I was looking over LTC2990, which is a voltage, current and temperature monitor.

enter image description here

It is perfect for my project as I'm newbie. I want to build a power supply which will show on a display the voltage, current and the temperature using the arduino Atmega328. But the input voltage of the IC is maximum +0.3V over the VCC voltage. Is there a way of raising that value up to 15V?


1 Answer 1


Unfortunately, you can't "raise" the operating voltage of an IC above the maximum that is given in the datasheet, in this case 5v. It appears that the input voltages to be measured are constrained to also be in this range, i.e. no more than 5v, which is what is causing your problem.

You have a couple of options: if you want to measure just the voltages, but no currents, you can use voltage divider(s) as shown on the right side of page 18 of the datasheet. If you need to measure current also, they show a circuit on the left side of the same page, using a separate current sense monitor chip (LTC6102HV) which adds lot of complexity and cost.

Instead, I suggest using a voltage/current monitor IC designed for higher voltages, such as the ISL28022. It can measure voltage and current over a range of 0-60v. It doesn't include a temperature measurement function, but I2C temperature sensors are a dime a dozen (well, maybe not quite that cheap, but this one -- LM75B goes for 60 cents).

  • \$\begingroup\$ Atmega328p-pu already have an internal temperature sensor. \$\endgroup\$ Mar 26, 2015 at 11:17
  • \$\begingroup\$ @PedroQuadros If the OP is trying to measure the interior temperature of the power supply, it may be in a separate enclosure than the Arduino. \$\endgroup\$
    – tcrosley
    Mar 26, 2015 at 12:09
  • \$\begingroup\$ @Pedro Quadros: the measured temperature is that of the linear IC heatsink. \$\endgroup\$ Mar 26, 2015 at 12:14
  • \$\begingroup\$ @tcrosley: Thank you very much for pointing that out! I don't know how I missed that one. I'm gonna grab a couple of those IC and have a test. \$\endgroup\$ Mar 26, 2015 at 12:16
  • \$\begingroup\$ Now that I looked over ISL28022, it's cheaper and it measures the voltage from zero compared to LTC2990 which has the lowest point of 5V. I see a lot of testing ahead :) \$\endgroup\$ Mar 26, 2015 at 13:09

Your Answer

By clicking “Post Your Answer”, you agree to our terms of service and acknowledge that you have read and understand our privacy policy and code of conduct.

Not the answer you're looking for?
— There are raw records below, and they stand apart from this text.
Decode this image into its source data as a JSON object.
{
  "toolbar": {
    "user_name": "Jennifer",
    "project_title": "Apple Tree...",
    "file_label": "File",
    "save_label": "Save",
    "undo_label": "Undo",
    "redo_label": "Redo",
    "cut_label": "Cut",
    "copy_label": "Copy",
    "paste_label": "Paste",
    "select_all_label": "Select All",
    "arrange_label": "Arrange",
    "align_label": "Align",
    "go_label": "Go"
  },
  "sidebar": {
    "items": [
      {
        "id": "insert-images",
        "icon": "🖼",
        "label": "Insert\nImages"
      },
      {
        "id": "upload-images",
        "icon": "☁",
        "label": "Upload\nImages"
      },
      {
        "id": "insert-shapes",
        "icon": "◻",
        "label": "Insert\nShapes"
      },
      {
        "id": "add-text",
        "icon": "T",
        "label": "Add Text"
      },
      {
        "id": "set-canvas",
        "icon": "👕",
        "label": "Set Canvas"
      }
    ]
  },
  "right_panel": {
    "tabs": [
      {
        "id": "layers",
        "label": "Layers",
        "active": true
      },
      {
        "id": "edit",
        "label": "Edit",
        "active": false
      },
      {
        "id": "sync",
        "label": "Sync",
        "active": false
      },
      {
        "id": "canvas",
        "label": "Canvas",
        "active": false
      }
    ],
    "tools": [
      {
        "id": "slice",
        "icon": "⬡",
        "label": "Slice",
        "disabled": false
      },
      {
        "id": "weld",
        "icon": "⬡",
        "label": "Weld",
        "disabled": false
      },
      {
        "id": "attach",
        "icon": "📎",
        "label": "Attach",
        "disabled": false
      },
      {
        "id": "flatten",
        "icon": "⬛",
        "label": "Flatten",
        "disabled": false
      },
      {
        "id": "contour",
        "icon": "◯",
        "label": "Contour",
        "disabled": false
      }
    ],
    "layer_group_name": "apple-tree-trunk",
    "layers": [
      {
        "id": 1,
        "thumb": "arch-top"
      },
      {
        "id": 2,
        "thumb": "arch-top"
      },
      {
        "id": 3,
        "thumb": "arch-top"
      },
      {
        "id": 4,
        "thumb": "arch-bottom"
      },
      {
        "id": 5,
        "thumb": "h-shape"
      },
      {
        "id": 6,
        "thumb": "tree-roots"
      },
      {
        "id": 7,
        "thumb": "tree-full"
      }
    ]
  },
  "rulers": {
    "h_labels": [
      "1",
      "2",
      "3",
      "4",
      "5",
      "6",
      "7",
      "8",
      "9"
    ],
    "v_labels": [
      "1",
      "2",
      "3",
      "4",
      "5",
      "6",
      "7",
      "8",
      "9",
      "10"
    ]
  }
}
Browse other questions tagged or ask your own question.